Using moist static energy (MSE) as a proxy for moisture, I am beginning to use dropsonde data from NOAA Hurricane Hunter aircraft reconnaissance to study how well we can capture these feedbacks with a limited set of observations. The cloud-resolving model simulations I've built to study convection and TCs are useful here as a "proof of concept". With data available there at high resolution, we can choose individual grid points to serve as simulated dropsondes, and develop our own hypothetical flight patterns. We can thus test how well these perform at capturing the variability in MSE and the feedbacks that influence it, compared to what we would find if we had a larger sampling of data.
As of early May 2022, a paper on this work is under review in GRL.
Hurricane Laura in the western Gulf of Mexico on August 26, 2020.
Vortex and moisture pathways to tropical cyclogenesis in Carstens and Wing (2020). The left panels represent the "high-f" pathway, and right panels represent the "low-f" pathway.
A skew-T log-P diagram from a dropsonde launched on the periphery of Hurricane Teddy (2020). This upper-air reconnaissance mission supports the 2020 NOAA Hurricane Field Program.

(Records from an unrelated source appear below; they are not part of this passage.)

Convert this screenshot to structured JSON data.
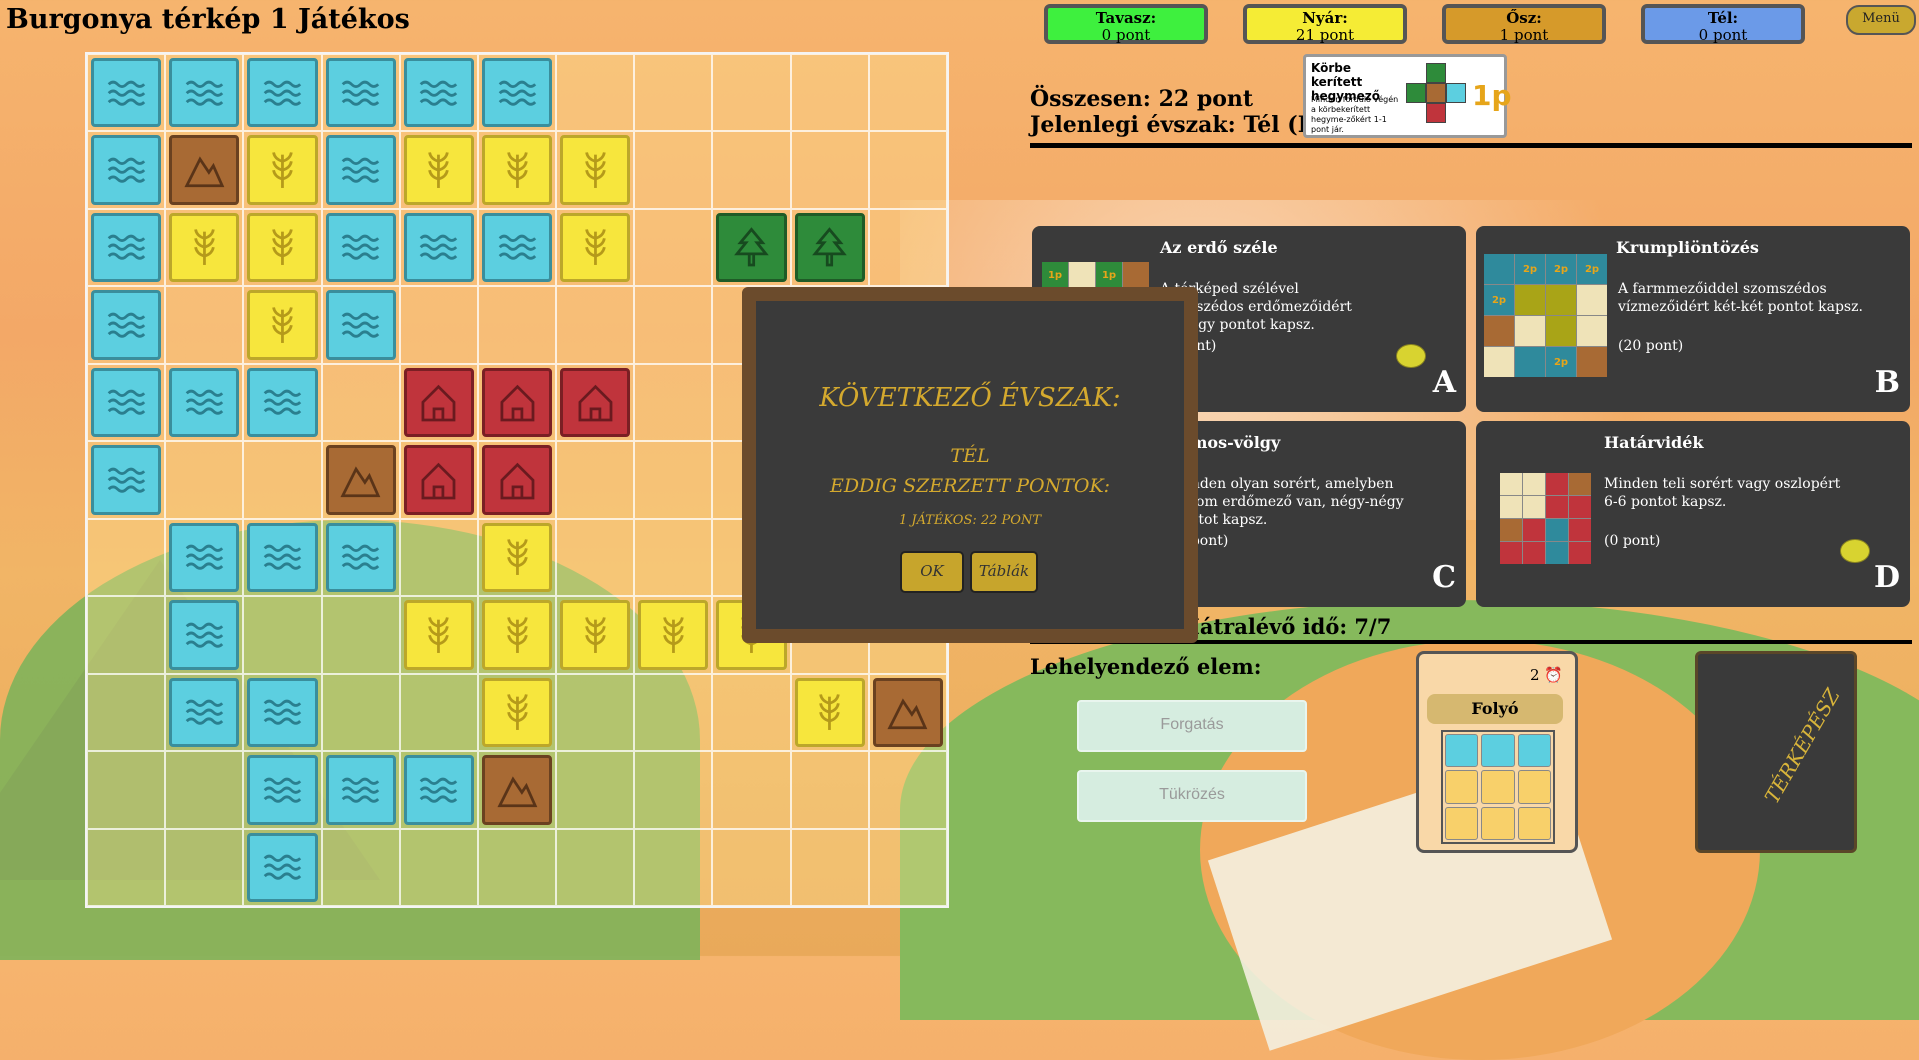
{
  "title": "Burgonya térkép 1 Játékos",
  "menu_label": "Menü",
  "seasons": [
    {
      "name": "Tavasz:",
      "points": "0 pont",
      "color": "#3ef03e"
    },
    {
      "name": "Nyár:",
      "points": "21 pont",
      "color": "#f5ec35"
    },
    {
      "name": "Ősz:",
      "points": "1 pont",
      "color": "#d69a2a"
    },
    {
      "name": "Tél:",
      "points": "0 pont",
      "color": "#6b9ae8"
    }
  ],
  "total": "Összesen: 22 pont",
  "current_season": "Jelenlegi évszak: Tél (DA)",
  "small_mission": {
    "title": "Körbe kerített hegymező",
    "desc": "Minden forduló végén a körbekerített hegyme-zőkért 1-1 pont jár.",
    "points": "1p"
  },
  "board": {
    "size": 11,
    "rows": [
      "wwwwww.....",
      "wMFwFFF....",
      "wFFwwwF.TT.",
      "w.Fw.......",
      "www.HHH....",
      "w..MHH.....",
      ".www.F...F.",
      ".w..FFFFF..",
      ".ww..F...FM",
      "..wwwM.....",
      "..w........"
    ]
  },
  "cards": {
    "A": {
      "title": "Az erdő széle",
      "desc": "A térképed szélével szomszédos erdőmezőidért egy-egy pontot kapsz.",
      "points": "(0 pont)",
      "letter": "A"
    },
    "B": {
      "title": "Krumpliöntözés",
      "desc": "A farmmezőiddel szomszédos vízmezőidért két-két pontot kapsz.",
      "points": "(20 pont)",
      "letter": "B"
    },
    "C": {
      "title": "Álmos-völgy",
      "desc": "Minden olyan sorért, amelyben három erdőmező van, négy-négy pontot kapsz.",
      "points": "(0 pont)",
      "letter": "C"
    },
    "D": {
      "title": "Határvidék",
      "desc": "Minden teli sorért vagy oszlopért 6-6 pontot kapsz.",
      "points": "(0 pont)",
      "letter": "D"
    }
  },
  "remaining_time": "Hátralévő idő: 7/7",
  "element_label": "Lehelyendező elem:",
  "rotate_label": "Forgatás",
  "mirror_label": "Tükrözés",
  "piece": {
    "time": "2",
    "name": "Folyó"
  },
  "deck_label": "TÉRKÉPÉSZ",
  "modal": {
    "heading": "KÖVETKEZŐ ÉVSZAK:",
    "season": "TÉL",
    "points_heading": "EDDIG SZERZETT PONTOK:",
    "player_points": "1 JÁTÉKOS: 22 PONT",
    "ok_label": "OK",
    "tables_label": "Táblák"
  },
  "colors": {
    "water": "#5ccfe0",
    "farm": "#f7e63d",
    "forest": "#2e8b3a",
    "town": "#c0343c",
    "mountain": "#a86a34"
  }
}
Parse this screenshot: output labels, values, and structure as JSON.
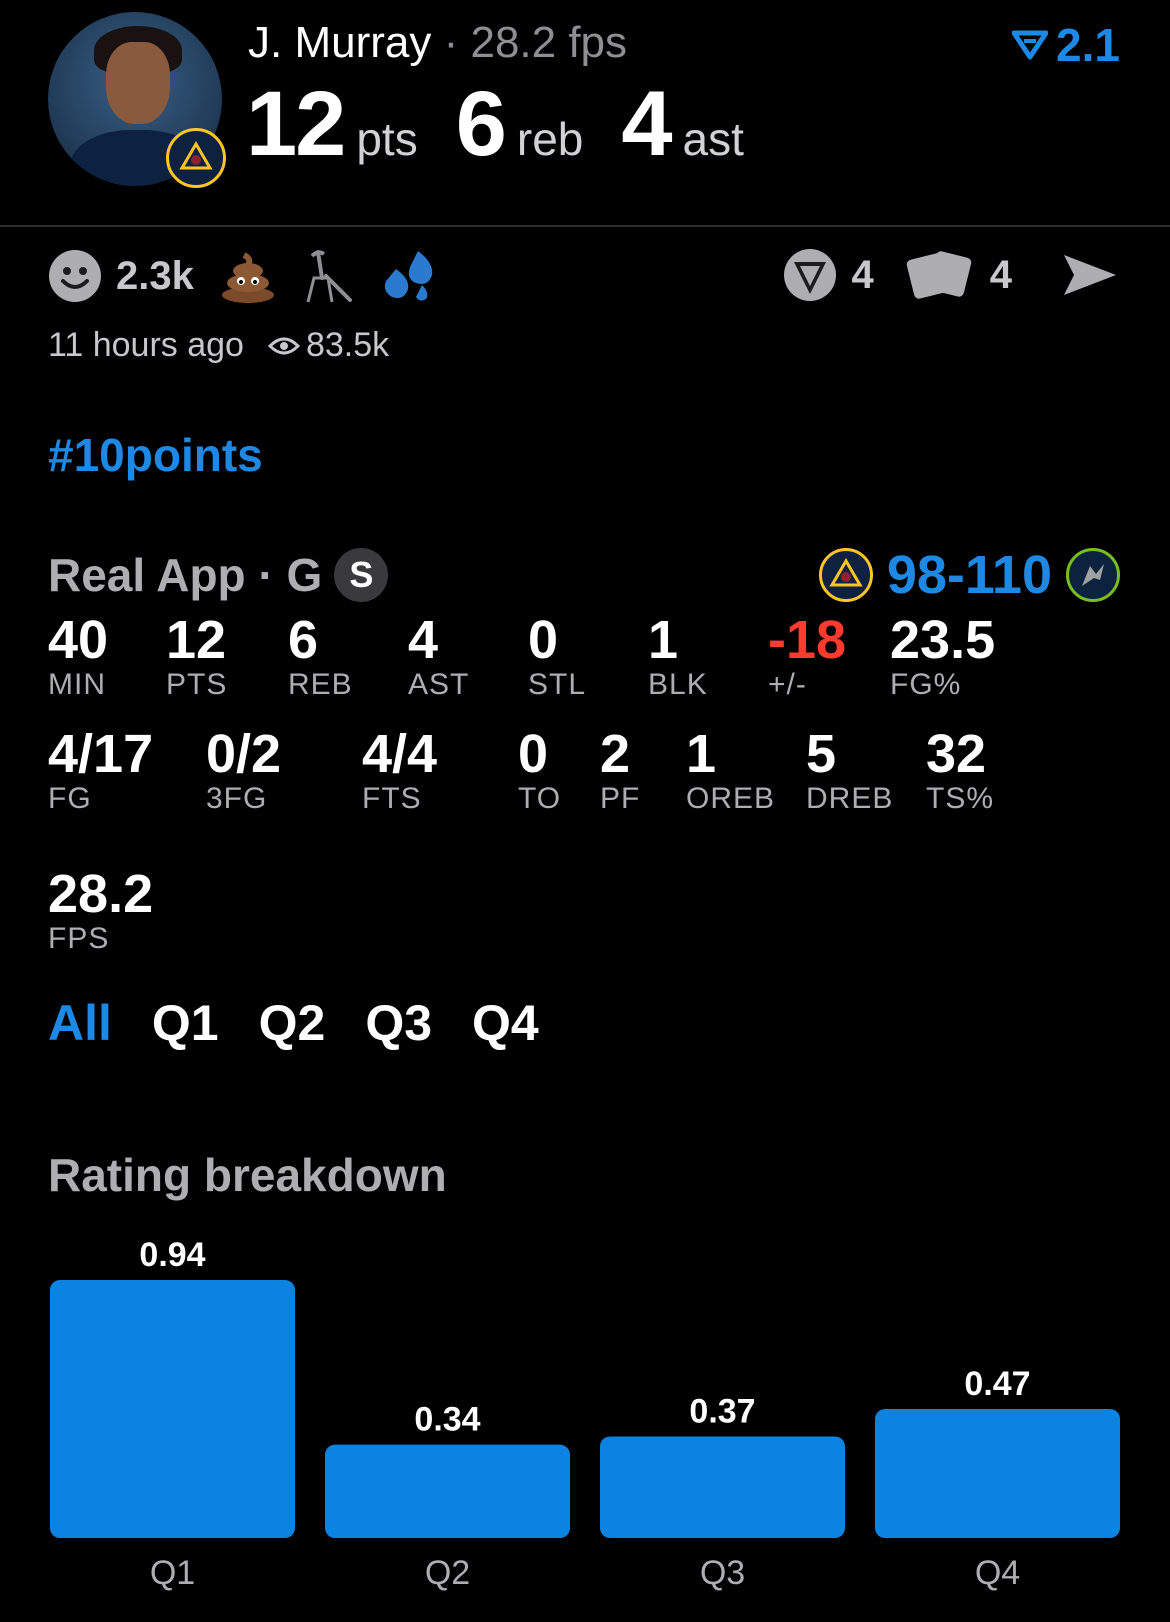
{
  "player": {
    "name": "J. Murray",
    "fps_label": "· 28.2 fps",
    "stats": [
      {
        "value": "12",
        "unit": "pts"
      },
      {
        "value": "6",
        "unit": "reb"
      },
      {
        "value": "4",
        "unit": "ast"
      }
    ],
    "rating": "2.1"
  },
  "reactions": {
    "count": "2.3k",
    "icons": [
      "smile-icon",
      "poop-emoji-icon",
      "broom-icon",
      "sweat-drops-icon"
    ]
  },
  "actions": {
    "comments_count": "4",
    "cards_count": "4"
  },
  "meta": {
    "time_ago": "11 hours ago",
    "views": "83.5k"
  },
  "hashtag": "#10points",
  "game": {
    "label": "Real App · G",
    "badge": "S",
    "score": "98-110"
  },
  "box_score": [
    [
      {
        "value": "40",
        "label": "MIN"
      },
      {
        "value": "12",
        "label": "PTS"
      },
      {
        "value": "6",
        "label": "REB"
      },
      {
        "value": "4",
        "label": "AST"
      },
      {
        "value": "0",
        "label": "STL"
      },
      {
        "value": "1",
        "label": "BLK"
      },
      {
        "value": "-18",
        "label": "+/-"
      },
      {
        "value": "23.5",
        "label": "FG%"
      }
    ],
    [
      {
        "value": "4/17",
        "label": "FG"
      },
      {
        "value": "0/2",
        "label": "3FG"
      },
      {
        "value": "4/4",
        "label": "FTS"
      },
      {
        "value": "0",
        "label": "TO"
      },
      {
        "value": "2",
        "label": "PF"
      },
      {
        "value": "1",
        "label": "OREB"
      },
      {
        "value": "5",
        "label": "DREB"
      },
      {
        "value": "32",
        "label": "TS%"
      }
    ],
    [
      {
        "value": "28.2",
        "label": "FPS"
      }
    ]
  ],
  "tabs": [
    "All",
    "Q1",
    "Q2",
    "Q3",
    "Q4"
  ],
  "active_tab": 0,
  "rating_breakdown_title": "Rating breakdown",
  "colors": {
    "accent": "#1e88e5",
    "negative": "#ff3b30",
    "bar": "#0a84e0"
  },
  "chart_data": {
    "type": "bar",
    "categories": [
      "Q1",
      "Q2",
      "Q3",
      "Q4"
    ],
    "values": [
      0.94,
      0.34,
      0.37,
      0.47
    ],
    "title": "Rating breakdown",
    "ylim": [
      0,
      0.94
    ]
  }
}
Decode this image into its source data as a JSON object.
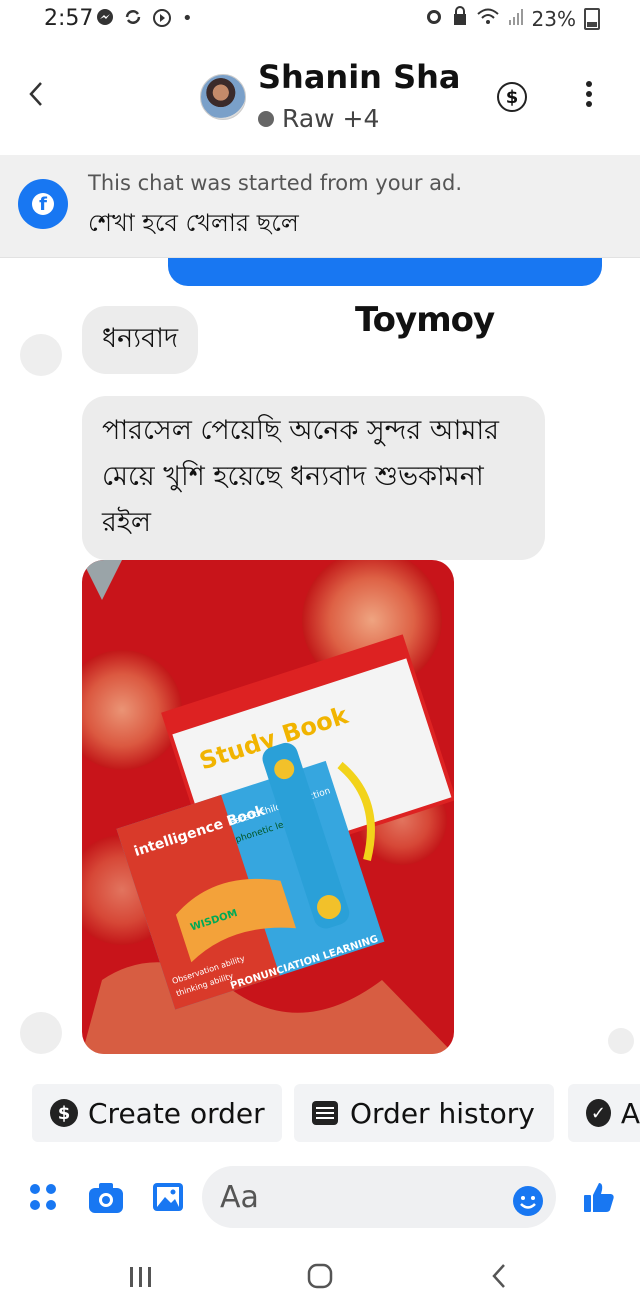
{
  "status_bar": {
    "time": "2:57",
    "battery": "23%",
    "left_icons": [
      "messenger-icon",
      "sync-icon",
      "no-sign-icon",
      "dot-icon"
    ],
    "right_icons": [
      "alarm-icon",
      "lock-icon",
      "wifi-icon",
      "signal-icon",
      "battery-icon"
    ]
  },
  "header": {
    "back_label": "‹",
    "contact_name": "Shanin Sha",
    "subtitle": "Raw +4",
    "dollar_icon": "dollar-icon",
    "more_icon": "more-vert-icon"
  },
  "ad_banner": {
    "line1": "This chat was started from your ad.",
    "line2": "শেখা হবে খেলার ছলে",
    "icon": "facebook-icon"
  },
  "chat": {
    "watermark": "Toymoy",
    "messages": [
      {
        "from": "contact",
        "type": "text",
        "text": "ধন্যবাদ"
      },
      {
        "from": "contact",
        "type": "text",
        "text": "পারসেল পেয়েছি অনেক সুন্দর আমার মেয়ে খুশি হয়েছে ধন্যবাদ শুভকামনা রইল"
      },
      {
        "from": "contact",
        "type": "image",
        "alt": "study books photo"
      }
    ]
  },
  "product_photo": {
    "title_top": "Study Book",
    "title_main": "intelligence Book",
    "tag1": "Parent-child interaction",
    "tag2": "phonetic learning",
    "word": "WISDOM",
    "side1": "Observation ability",
    "side2": "thinking ability",
    "bottom": "PRONUNCIATION LEARNING"
  },
  "quick_replies": [
    {
      "label": "Create order",
      "icon": "dollar-circle-icon"
    },
    {
      "label": "Order history",
      "icon": "receipt-icon"
    },
    {
      "label": "A",
      "icon": "check-circle-icon"
    }
  ],
  "composer": {
    "placeholder": "Aa",
    "icons": [
      "apps-icon",
      "camera-icon",
      "gallery-icon",
      "emoji-icon",
      "like-icon"
    ]
  },
  "nav_bar": {
    "recents": "|||",
    "home": "○",
    "back": "‹"
  },
  "colors": {
    "messenger_blue": "#1877f2",
    "bubble_gray": "#ececec",
    "banner_gray": "#f0f0f0"
  }
}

Integrated Kinetic Energy
Hurricane intensity is usually assessed by the Saffir-Simpson Hurricane Wind Scale, which considers the maximum 1-minute sustained wind speed in the storm. To account for the full tropical storm and hurricane-force wind field, Integrated Kinetic Energy (IKE) was developed by Powell and Reinhold (2007). It simply accumulates the kinetic energy of the winds in the 4 quadrants of the hurricane - NE, NW, SE, and SW. My undergraduate thesis was the first work computing this metric for East Pacific tropical cyclones, building off of an update to the HURDAT archive which includes the radii of 34, 50, and 64-knot winds in the 4 quadrants necessary to perform the calculation.
While IKE presents its communication challenges relative to simpler tools like the SSHWS or Accumulated Cyclone Energy (ACE), it is a more complete metric that may better inform of risk and expected impacts away from the center of a storm.